Data records for software interfaces
☆ ☆ ☆ ☆ ☆

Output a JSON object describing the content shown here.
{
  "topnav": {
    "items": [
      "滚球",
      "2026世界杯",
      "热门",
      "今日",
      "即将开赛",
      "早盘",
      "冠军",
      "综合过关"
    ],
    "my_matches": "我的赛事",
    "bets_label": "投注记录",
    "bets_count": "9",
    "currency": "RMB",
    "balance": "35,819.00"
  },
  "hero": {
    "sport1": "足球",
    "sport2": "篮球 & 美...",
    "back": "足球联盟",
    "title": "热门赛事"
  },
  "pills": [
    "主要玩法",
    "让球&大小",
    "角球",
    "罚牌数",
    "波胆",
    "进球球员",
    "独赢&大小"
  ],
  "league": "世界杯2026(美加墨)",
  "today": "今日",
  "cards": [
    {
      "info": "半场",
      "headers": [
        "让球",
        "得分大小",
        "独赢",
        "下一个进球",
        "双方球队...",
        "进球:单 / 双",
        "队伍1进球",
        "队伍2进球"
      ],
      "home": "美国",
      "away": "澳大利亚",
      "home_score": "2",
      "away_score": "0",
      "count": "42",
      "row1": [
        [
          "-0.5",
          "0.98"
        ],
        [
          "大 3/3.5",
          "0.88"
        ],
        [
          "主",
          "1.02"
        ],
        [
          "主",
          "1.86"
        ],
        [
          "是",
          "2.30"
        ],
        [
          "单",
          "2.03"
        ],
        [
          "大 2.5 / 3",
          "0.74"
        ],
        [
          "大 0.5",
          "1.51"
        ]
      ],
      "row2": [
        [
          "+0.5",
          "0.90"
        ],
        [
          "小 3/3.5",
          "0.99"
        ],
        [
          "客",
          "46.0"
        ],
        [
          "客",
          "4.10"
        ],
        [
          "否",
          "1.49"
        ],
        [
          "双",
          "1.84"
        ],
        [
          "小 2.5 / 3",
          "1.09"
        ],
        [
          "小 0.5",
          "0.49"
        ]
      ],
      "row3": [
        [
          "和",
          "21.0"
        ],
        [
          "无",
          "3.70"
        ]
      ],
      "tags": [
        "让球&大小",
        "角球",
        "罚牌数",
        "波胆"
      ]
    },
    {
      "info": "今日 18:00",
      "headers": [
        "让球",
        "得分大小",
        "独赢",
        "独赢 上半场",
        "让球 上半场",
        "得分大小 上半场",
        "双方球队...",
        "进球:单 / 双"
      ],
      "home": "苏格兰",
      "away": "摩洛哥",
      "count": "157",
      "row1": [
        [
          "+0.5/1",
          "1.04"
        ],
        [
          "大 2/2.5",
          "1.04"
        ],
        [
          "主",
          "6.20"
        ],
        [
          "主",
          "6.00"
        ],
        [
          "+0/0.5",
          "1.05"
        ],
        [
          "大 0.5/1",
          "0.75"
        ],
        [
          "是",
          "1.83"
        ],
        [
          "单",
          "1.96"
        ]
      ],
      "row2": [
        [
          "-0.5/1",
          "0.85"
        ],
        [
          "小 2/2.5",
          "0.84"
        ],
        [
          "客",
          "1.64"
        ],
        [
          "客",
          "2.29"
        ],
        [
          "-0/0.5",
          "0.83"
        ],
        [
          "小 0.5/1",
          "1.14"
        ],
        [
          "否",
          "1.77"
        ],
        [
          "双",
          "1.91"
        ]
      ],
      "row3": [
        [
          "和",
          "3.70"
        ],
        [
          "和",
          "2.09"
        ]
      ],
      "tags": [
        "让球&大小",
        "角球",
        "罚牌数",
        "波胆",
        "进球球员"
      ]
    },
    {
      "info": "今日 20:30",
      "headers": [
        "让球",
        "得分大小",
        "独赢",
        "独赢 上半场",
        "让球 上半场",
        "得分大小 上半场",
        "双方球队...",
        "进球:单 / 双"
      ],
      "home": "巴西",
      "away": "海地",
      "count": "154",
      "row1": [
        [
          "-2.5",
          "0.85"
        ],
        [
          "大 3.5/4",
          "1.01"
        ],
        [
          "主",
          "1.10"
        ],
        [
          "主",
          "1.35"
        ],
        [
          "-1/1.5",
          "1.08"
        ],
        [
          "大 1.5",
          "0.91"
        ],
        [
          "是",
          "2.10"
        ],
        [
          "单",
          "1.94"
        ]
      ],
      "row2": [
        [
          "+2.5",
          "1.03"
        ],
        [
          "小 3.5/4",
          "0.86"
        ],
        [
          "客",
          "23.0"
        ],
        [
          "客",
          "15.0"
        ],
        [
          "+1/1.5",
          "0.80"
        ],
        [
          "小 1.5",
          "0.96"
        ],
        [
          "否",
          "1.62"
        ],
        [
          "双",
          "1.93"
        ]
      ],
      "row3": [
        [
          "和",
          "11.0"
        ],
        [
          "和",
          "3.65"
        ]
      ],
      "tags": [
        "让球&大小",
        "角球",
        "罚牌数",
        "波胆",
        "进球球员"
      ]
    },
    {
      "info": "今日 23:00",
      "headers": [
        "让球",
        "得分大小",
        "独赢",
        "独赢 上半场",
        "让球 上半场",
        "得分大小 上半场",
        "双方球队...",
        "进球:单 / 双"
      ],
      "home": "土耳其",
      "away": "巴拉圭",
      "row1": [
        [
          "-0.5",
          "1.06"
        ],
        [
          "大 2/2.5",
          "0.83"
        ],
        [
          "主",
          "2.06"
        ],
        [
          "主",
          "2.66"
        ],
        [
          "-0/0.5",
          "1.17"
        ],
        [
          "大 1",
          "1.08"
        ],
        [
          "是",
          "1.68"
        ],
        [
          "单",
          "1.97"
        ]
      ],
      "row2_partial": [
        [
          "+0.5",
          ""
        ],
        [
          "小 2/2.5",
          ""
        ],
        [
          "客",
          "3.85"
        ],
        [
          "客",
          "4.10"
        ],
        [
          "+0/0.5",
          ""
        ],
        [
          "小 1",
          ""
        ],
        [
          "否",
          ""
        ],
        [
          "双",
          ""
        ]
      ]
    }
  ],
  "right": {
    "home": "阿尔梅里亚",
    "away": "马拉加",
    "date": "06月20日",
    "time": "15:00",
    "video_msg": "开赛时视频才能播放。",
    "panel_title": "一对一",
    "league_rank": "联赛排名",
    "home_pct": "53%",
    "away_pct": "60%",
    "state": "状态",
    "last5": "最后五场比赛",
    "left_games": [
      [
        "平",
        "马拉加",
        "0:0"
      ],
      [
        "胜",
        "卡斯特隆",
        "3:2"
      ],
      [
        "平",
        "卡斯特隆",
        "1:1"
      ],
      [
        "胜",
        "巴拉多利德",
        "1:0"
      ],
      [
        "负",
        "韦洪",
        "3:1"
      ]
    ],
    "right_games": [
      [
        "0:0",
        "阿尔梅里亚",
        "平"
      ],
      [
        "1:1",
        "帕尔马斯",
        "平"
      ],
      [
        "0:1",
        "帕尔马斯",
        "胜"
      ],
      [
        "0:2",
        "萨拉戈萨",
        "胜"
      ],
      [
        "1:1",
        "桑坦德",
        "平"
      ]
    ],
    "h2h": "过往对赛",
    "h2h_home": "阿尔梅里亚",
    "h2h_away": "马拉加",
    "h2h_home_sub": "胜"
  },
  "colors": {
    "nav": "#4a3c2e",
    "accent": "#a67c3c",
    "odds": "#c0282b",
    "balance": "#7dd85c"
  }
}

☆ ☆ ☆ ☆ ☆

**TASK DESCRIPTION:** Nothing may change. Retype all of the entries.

**WRITTEN RESPONSE:**
Output a JSON object describing the content shown here.
{
  "topnav": {
    "items": [
      "滚球",
      "2026世界杯",
      "热门",
      "今日",
      "即将开赛",
      "早盘",
      "冠军",
      "综合过关"
    ],
    "my_matches": "我的赛事",
    "bets_label": "投注记录",
    "bets_count": "9",
    "currency": "RMB",
    "balance": "35,819.00"
  },
  "hero": {
    "sport1": "足球",
    "sport2": "篮球 & 美...",
    "back": "足球联盟",
    "title": "热门赛事"
  },
  "pills": [
    "主要玩法",
    "让球&大小",
    "角球",
    "罚牌数",
    "波胆",
    "进球球员",
    "独赢&大小"
  ],
  "league": "世界杯2026(美加墨)",
  "today": "今日",
  "cards": [
    {
      "info": "半场",
      "headers": [
        "让球",
        "得分大小",
        "独赢",
        "下一个进球",
        "双方球队...",
        "进球:单 / 双",
        "队伍1进球",
        "队伍2进球"
      ],
      "home": "美国",
      "away": "澳大利亚",
      "home_score": "2",
      "away_score": "0",
      "count": "42",
      "row1": [
        [
          "-0.5",
          "0.98"
        ],
        [
          "大 3/3.5",
          "0.88"
        ],
        [
          "主",
          "1.02"
        ],
        [
          "主",
          "1.86"
        ],
        [
          "是",
          "2.30"
        ],
        [
          "单",
          "2.03"
        ],
        [
          "大 2.5 / 3",
          "0.74"
        ],
        [
          "大 0.5",
          "1.51"
        ]
      ],
      "row2": [
        [
          "+0.5",
          "0.90"
        ],
        [
          "小 3/3.5",
          "0.99"
        ],
        [
          "客",
          "46.0"
        ],
        [
          "客",
          "4.10"
        ],
        [
          "否",
          "1.49"
        ],
        [
          "双",
          "1.84"
        ],
        [
          "小 2.5 / 3",
          "1.09"
        ],
        [
          "小 0.5",
          "0.49"
        ]
      ],
      "row3": [
        [
          "和",
          "21.0"
        ],
        [
          "无",
          "3.70"
        ]
      ],
      "tags": [
        "让球&大小",
        "角球",
        "罚牌数",
        "波胆"
      ]
    },
    {
      "info": "今日 18:00",
      "headers": [
        "让球",
        "得分大小",
        "独赢",
        "独赢 上半场",
        "让球 上半场",
        "得分大小 上半场",
        "双方球队...",
        "进球:单 / 双"
      ],
      "home": "苏格兰",
      "away": "摩洛哥",
      "count": "157",
      "row1": [
        [
          "+0.5/1",
          "1.04"
        ],
        [
          "大 2/2.5",
          "1.04"
        ],
        [
          "主",
          "6.20"
        ],
        [
          "主",
          "6.00"
        ],
        [
          "+0/0.5",
          "1.05"
        ],
        [
          "大 0.5/1",
          "0.75"
        ],
        [
          "是",
          "1.83"
        ],
        [
          "单",
          "1.96"
        ]
      ],
      "row2": [
        [
          "-0.5/1",
          "0.85"
        ],
        [
          "小 2/2.5",
          "0.84"
        ],
        [
          "客",
          "1.64"
        ],
        [
          "客",
          "2.29"
        ],
        [
          "-0/0.5",
          "0.83"
        ],
        [
          "小 0.5/1",
          "1.14"
        ],
        [
          "否",
          "1.77"
        ],
        [
          "双",
          "1.91"
        ]
      ],
      "row3": [
        [
          "和",
          "3.70"
        ],
        [
          "和",
          "2.09"
        ]
      ],
      "tags": [
        "让球&大小",
        "角球",
        "罚牌数",
        "波胆",
        "进球球员"
      ]
    },
    {
      "info": "今日 20:30",
      "headers": [
        "让球",
        "得分大小",
        "独赢",
        "独赢 上半场",
        "让球 上半场",
        "得分大小 上半场",
        "双方球队...",
        "进球:单 / 双"
      ],
      "home": "巴西",
      "away": "海地",
      "count": "154",
      "row1": [
        [
          "-2.5",
          "0.85"
        ],
        [
          "大 3.5/4",
          "1.01"
        ],
        [
          "主",
          "1.10"
        ],
        [
          "主",
          "1.35"
        ],
        [
          "-1/1.5",
          "1.08"
        ],
        [
          "大 1.5",
          "0.91"
        ],
        [
          "是",
          "2.10"
        ],
        [
          "单",
          "1.94"
        ]
      ],
      "row2": [
        [
          "+2.5",
          "1.03"
        ],
        [
          "小 3.5/4",
          "0.86"
        ],
        [
          "客",
          "23.0"
        ],
        [
          "客",
          "15.0"
        ],
        [
          "+1/1.5",
          "0.80"
        ],
        [
          "小 1.5",
          "0.96"
        ],
        [
          "否",
          "1.62"
        ],
        [
          "双",
          "1.93"
        ]
      ],
      "row3": [
        [
          "和",
          "11.0"
        ],
        [
          "和",
          "3.65"
        ]
      ],
      "tags": [
        "让球&大小",
        "角球",
        "罚牌数",
        "波胆",
        "进球球员"
      ]
    },
    {
      "info": "今日 23:00",
      "headers": [
        "让球",
        "得分大小",
        "独赢",
        "独赢 上半场",
        "让球 上半场",
        "得分大小 上半场",
        "双方球队...",
        "进球:单 / 双"
      ],
      "home": "土耳其",
      "away": "巴拉圭",
      "row1": [
        [
          "-0.5",
          "1.06"
        ],
        [
          "大 2/2.5",
          "0.83"
        ],
        [
          "主",
          "2.06"
        ],
        [
          "主",
          "2.66"
        ],
        [
          "-0/0.5",
          "1.17"
        ],
        [
          "大 1",
          "1.08"
        ],
        [
          "是",
          "1.68"
        ],
        [
          "单",
          "1.97"
        ]
      ],
      "row2_partial": [
        [
          "+0.5",
          ""
        ],
        [
          "小 2/2.5",
          ""
        ],
        [
          "客",
          "3.85"
        ],
        [
          "客",
          "4.10"
        ],
        [
          "+0/0.5",
          ""
        ],
        [
          "小 1",
          ""
        ],
        [
          "否",
          ""
        ],
        [
          "双",
          ""
        ]
      ]
    }
  ],
  "right": {
    "home": "阿尔梅里亚",
    "away": "马拉加",
    "date": "06月20日",
    "time": "15:00",
    "video_msg": "开赛时视频才能播放。",
    "panel_title": "一对一",
    "league_rank": "联赛排名",
    "home_pct": "53%",
    "away_pct": "60%",
    "state": "状态",
    "last5": "最后五场比赛",
    "left_games": [
      [
        "平",
        "马拉加",
        "0:0"
      ],
      [
        "胜",
        "卡斯特隆",
        "3:2"
      ],
      [
        "平",
        "卡斯特隆",
        "1:1"
      ],
      [
        "胜",
        "巴拉多利德",
        "1:0"
      ],
      [
        "负",
        "韦洪",
        "3:1"
      ]
    ],
    "right_games": [
      [
        "0:0",
        "阿尔梅里亚",
        "平"
      ],
      [
        "1:1",
        "帕尔马斯",
        "平"
      ],
      [
        "0:1",
        "帕尔马斯",
        "胜"
      ],
      [
        "0:2",
        "萨拉戈萨",
        "胜"
      ],
      [
        "1:1",
        "桑坦德",
        "平"
      ]
    ],
    "h2h": "过往对赛",
    "h2h_home": "阿尔梅里亚",
    "h2h_away": "马拉加",
    "h2h_home_sub": "胜"
  },
  "colors": {
    "nav": "#4a3c2e",
    "accent": "#a67c3c",
    "odds": "#c0282b",
    "balance": "#7dd85c"
  }
}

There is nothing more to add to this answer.